I didn’t really know how many hours of sunlight there was. The sun just never really set, it got close to the horizon turning it yellow and orange, and casting a magenta skyline far away on the opposite side. An eye mask would be a good idea if you were not a champion sleeper like I am. The long day length eliminated the urgency to get off the mountain at the end of the day, and late starts in the morning were very much appreciated.
I spent the second week skiing with the crew from Acadia Mountain Guides. We had a week of mixed conditions from bluebird to white out to gale force wind with horizontal rain, sleet and snow. We skied some scenic terrain in Siglufjordur, Dalvik and Olafsfjordur through firm snow, perfect corn, wind blown powder to wet sticky slush. In the end we got 4 ski days with a heli bump. Whilst it was good to have a speedy ascend on a helicopter, the remote area we accessed meant a 2 hour long boot out at the end of the day. The all terrain ski mountaineering day was well worth it. The certainty that getting back was all up to us put an additional edge on the adventure, which in turn was enhanced by the effort we exerted. The wilderness gave us a sense of isolation. It was paramount to stay located and injury free under the guidance of Dick and John from AMG. A brief edit of our ski days in Siglu and Dalvik are posted under ‘Iceland The Diary’.
The weather improved eventually as I entered my last week in Iceland. We had a bluebird day with low wind in Siglu, and we took advantage of it to ski the backside of the range. It was so good that we ended up staying out for over 8 hours. The snow condition was perfect corn and the terrain had flow and features to keep it interesting. We could all ski freshlines in an open expanse with low consequence, provided we could see the line all the way down without having gaps of rock or cliff. The ascends on the other hand required some effort due to the gradient, but nothing a good booting couldn’t sort out, the snow was soft and deep enough to kick in a good uptrack.
We visited Olafsfjordur again to find a well receded snow line at the approach. This time, however, we were able to see and the wind was reasonable. There was a sense of being like a child in a toy shop picking a favourite toy or two. The group split up and we went on our separate way to climb and ski different couloirs. The plan was to rendezvous where we split and head to the waterslides and jacuzzi. Upon reaching the top, our group requested to split again to ski another couloir on the other side of the valley. We enjoyed our run of the day before readjusting our travel plan with the result that part of the group would be released, and allowed to ski for themselves. Thinking as a skier I would always like to ski as much as possible especially if I were on holidays. But whilst the mountain would always be there, I didn’t feel that I had to ‘ski it right now’ if conditions, whether personal or natural are not optimal. So the previous line I skied just so happened to be my last for this trip and season.
As I packed my gear it was blowing a gust and started to snow. This would continue for another two days.
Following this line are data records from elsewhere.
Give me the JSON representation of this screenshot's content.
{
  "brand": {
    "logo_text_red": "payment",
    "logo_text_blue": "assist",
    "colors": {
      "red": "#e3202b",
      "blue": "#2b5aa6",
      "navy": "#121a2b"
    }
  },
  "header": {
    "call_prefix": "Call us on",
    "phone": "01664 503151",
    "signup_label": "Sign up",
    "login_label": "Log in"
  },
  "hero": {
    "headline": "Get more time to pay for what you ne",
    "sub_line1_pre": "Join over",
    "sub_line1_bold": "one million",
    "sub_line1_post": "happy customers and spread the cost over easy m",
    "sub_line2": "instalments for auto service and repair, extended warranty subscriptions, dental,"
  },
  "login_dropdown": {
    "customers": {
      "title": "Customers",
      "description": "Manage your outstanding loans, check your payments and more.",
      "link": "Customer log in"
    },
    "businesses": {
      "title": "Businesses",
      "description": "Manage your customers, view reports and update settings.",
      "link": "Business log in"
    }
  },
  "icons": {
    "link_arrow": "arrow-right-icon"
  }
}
I was told there was as much as 60cm of new snow accumulated in the mountain after I left. There was talk of an avalanche, a close call and some magnificent bluebird ski days as well. I guess I might just have to come back again next year.
Coming next: Spring Skiing in Iceland – The Film…